What's uncommon are the white paired warps dots seen between the complementary wefts. As this feature is uncommon  I asked to Marla Mallett to comment it.

Here are her comments:

The weave would be called an "offset twill." These are not weft-faced weaves, since with the construction there must be exposed warps; thus it is very unusual on tribal pieces.

My guess is that the weaver who devised this variation was attempting to do a complementary weft weave in a twill pattern, but couldn't quite figure out how to do it correctly.
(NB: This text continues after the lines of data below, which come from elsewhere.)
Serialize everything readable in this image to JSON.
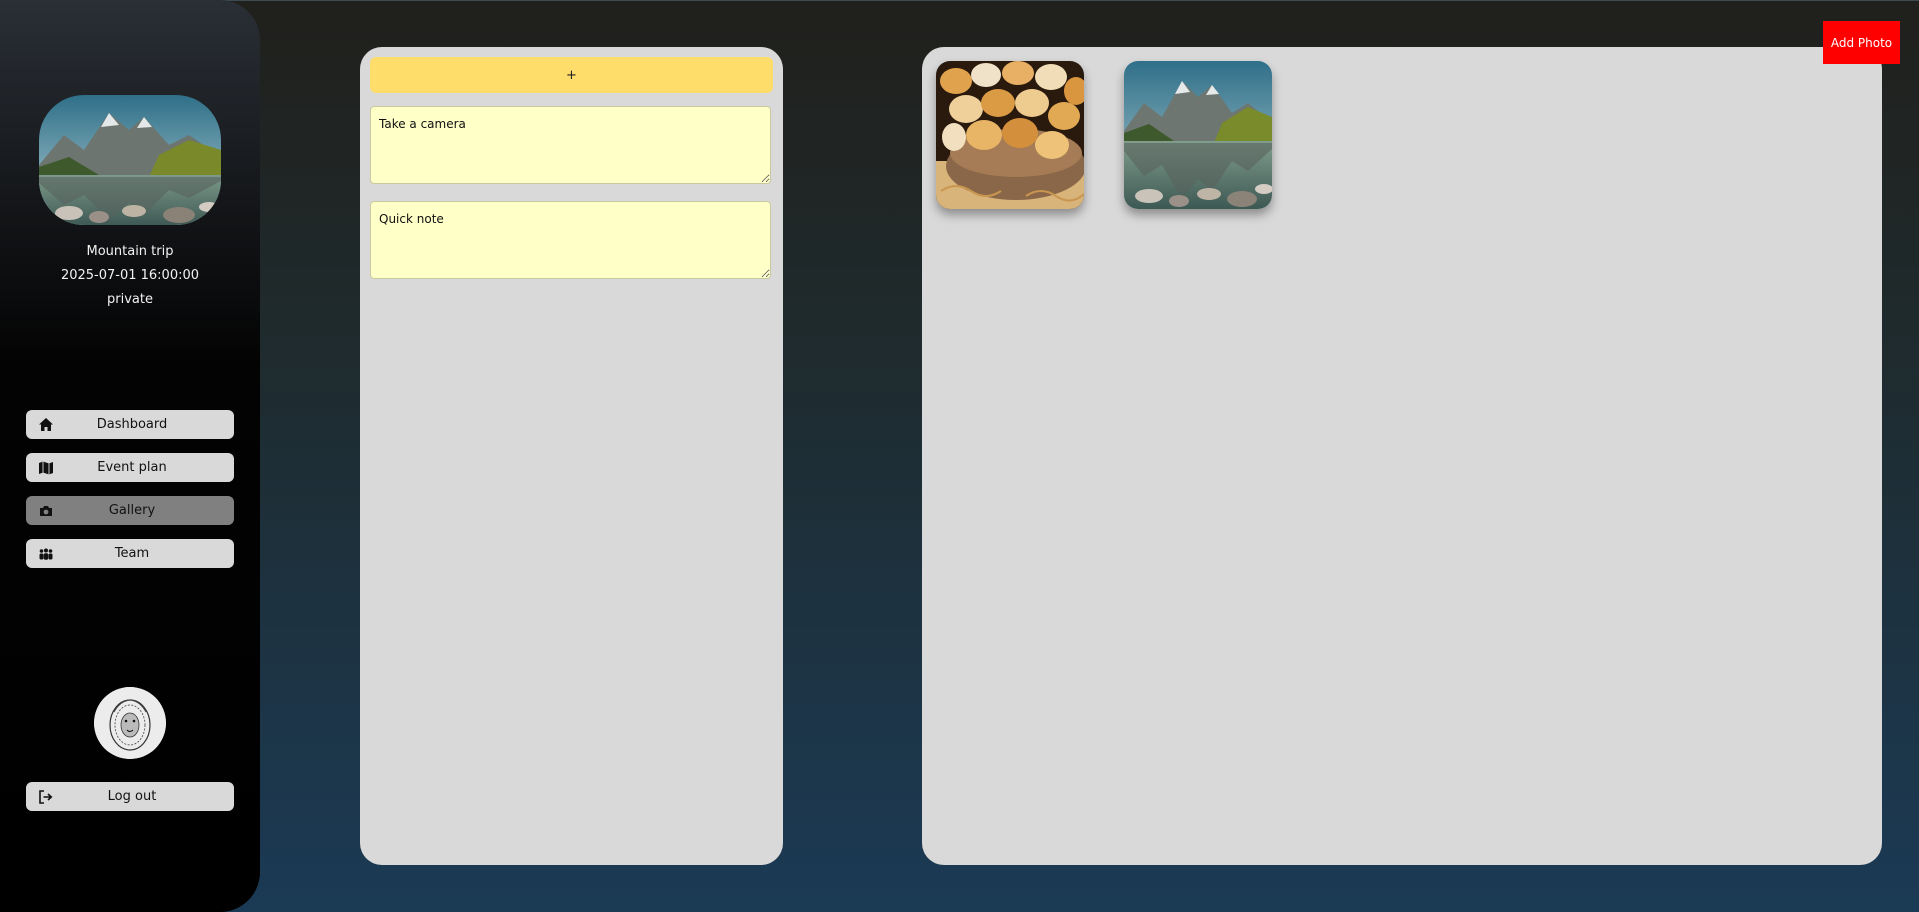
{
  "sidebar": {
    "event": {
      "title": "Mountain trip",
      "datetime": "2025-07-01 16:00:00",
      "visibility": "private",
      "cover_image": "mountain-lake-thumbnail"
    },
    "nav": [
      {
        "label": "Dashboard",
        "icon": "home-icon"
      },
      {
        "label": "Event plan",
        "icon": "map-icon"
      },
      {
        "label": "Gallery",
        "icon": "camera-icon",
        "active": true
      },
      {
        "label": "Team",
        "icon": "team-icon"
      }
    ],
    "avatar": "lion-sketch-avatar",
    "logout_label": "Log out"
  },
  "notes": {
    "add_label": "+",
    "items": [
      {
        "text": "Take a camera"
      },
      {
        "text": "Quick note"
      }
    ]
  },
  "gallery": {
    "photos": [
      {
        "name": "bread-basket-photo"
      },
      {
        "name": "mountain-lake-photo"
      }
    ]
  },
  "toolbar": {
    "add_photo_label": "Add Photo"
  },
  "colors": {
    "accent_red": "#ff0000",
    "note_yellow": "#ffffc8",
    "add_note_yellow": "#ffdd6b",
    "panel_gray": "#d9d9d9",
    "active_nav": "#808080"
  }
}
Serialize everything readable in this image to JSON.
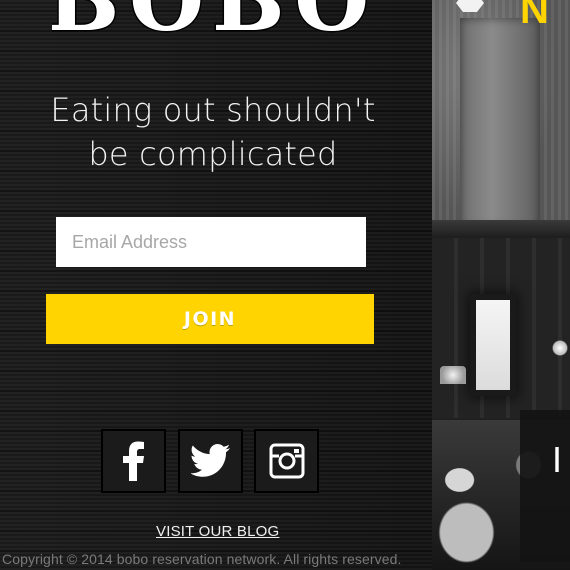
{
  "logo": {
    "text": "BOBO"
  },
  "tagline": {
    "line1": "Eating out shouldn't",
    "line2": "be complicated"
  },
  "signup": {
    "email_placeholder": "Email Address",
    "join_label": "JOIN"
  },
  "social": [
    {
      "name": "facebook",
      "glyph": "f"
    },
    {
      "name": "twitter",
      "glyph": "twitter-bird"
    },
    {
      "name": "instagram",
      "glyph": "camera"
    }
  ],
  "links": {
    "blog": "VISIT OUR BLOG"
  },
  "footer": {
    "copyright": "Copyright © 2014 bobo reservation network.   All rights reserved."
  },
  "photo_panel": {
    "brand_letter": "N",
    "card_glyph": "I"
  },
  "colors": {
    "accent": "#ffd400",
    "background": "#171717",
    "text": "#f2f2f2"
  }
}
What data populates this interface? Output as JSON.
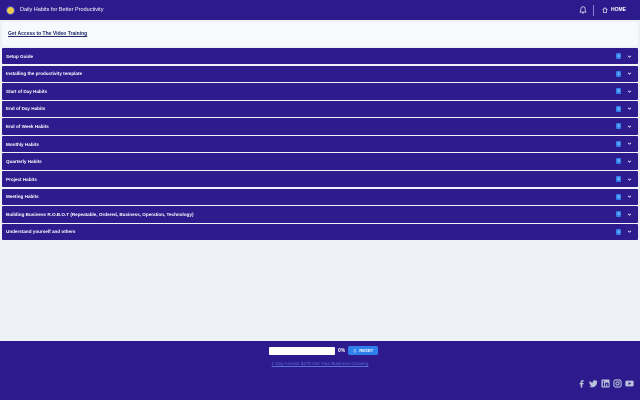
{
  "header": {
    "title": "Daily Habits for Better Productivity",
    "home_label": "HOME"
  },
  "main": {
    "training_link": "Get Access to The Video Training",
    "sections": [
      {
        "label": "Setup Guide",
        "count": "4"
      },
      {
        "label": "Installing the productivity template",
        "count": "2"
      },
      {
        "label": "Start of Day Habits",
        "count": "5"
      },
      {
        "label": "End of Day Habits",
        "count": "5"
      },
      {
        "label": "End of Week Habits",
        "count": "5"
      },
      {
        "label": "Monthly Habits",
        "count": "5"
      },
      {
        "label": "Quarterly Habits",
        "count": "3"
      },
      {
        "label": "Project Habits",
        "count": "6"
      },
      {
        "label": "Meeting Habits",
        "count": "5"
      },
      {
        "label": "Building Business R.O.B.O.T (Repeatable, Ordered, Business, Operation, Technology)",
        "count": "9"
      },
      {
        "label": "Understand yourself and others",
        "count": "4"
      }
    ]
  },
  "footer": {
    "progress_percent": 0,
    "percent_label": "0%",
    "reset_label": "RESET",
    "link_text": "1 Day Access $275 Get Your Business Growing"
  },
  "icons": {
    "logo": "logo-icon",
    "bell": "bell-icon",
    "home": "home-icon",
    "chevron": "chevron-down-icon",
    "reset": "reset-icon",
    "social": [
      "facebook-icon",
      "twitter-icon",
      "linkedin-icon",
      "instagram-icon",
      "youtube-icon"
    ]
  },
  "colors": {
    "brand": "#2d1a8c",
    "accent": "#2f80ed",
    "background": "#eef2f7"
  }
}
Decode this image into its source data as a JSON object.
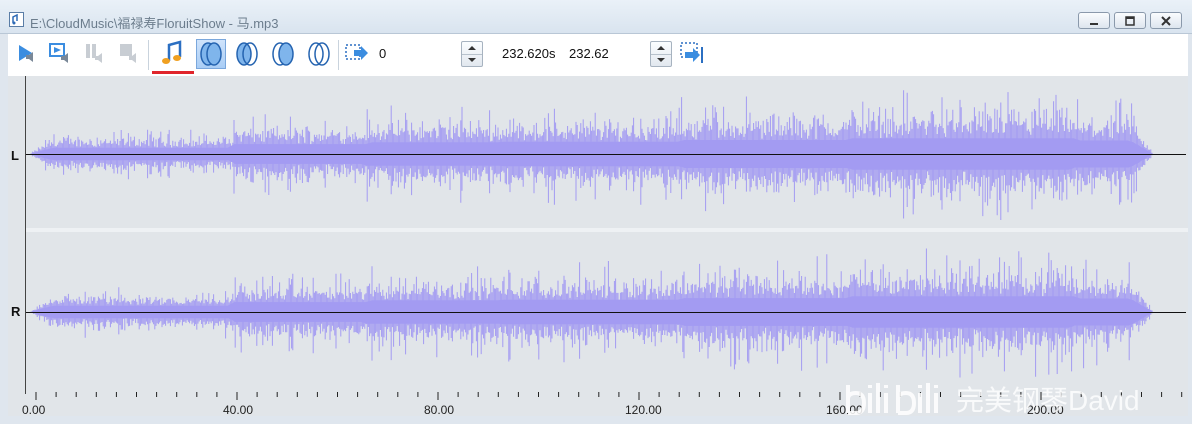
{
  "window": {
    "title": "E:\\CloudMusic\\福禄寿FloruitShow - 马.mp3"
  },
  "toolbar": {
    "start_value": "0",
    "duration_text": "232.620s",
    "end_value": "232.62"
  },
  "channels": {
    "left": "L",
    "right": "R"
  },
  "ruler": {
    "labels": [
      "0.00",
      "40.00",
      "80.00",
      "120.00",
      "160.00",
      "200.00"
    ]
  },
  "watermark": {
    "text": "完美钢琴David"
  },
  "colors": {
    "waveform": "#a39bf2",
    "selected_button": "#a9cdf5",
    "underline": "#e0252b"
  }
}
Anyway, it is closely related to those, and quite distinct from the similar-looking details on south Persia pieces that have a ground weft (weaves that we should call reciprocal brocading).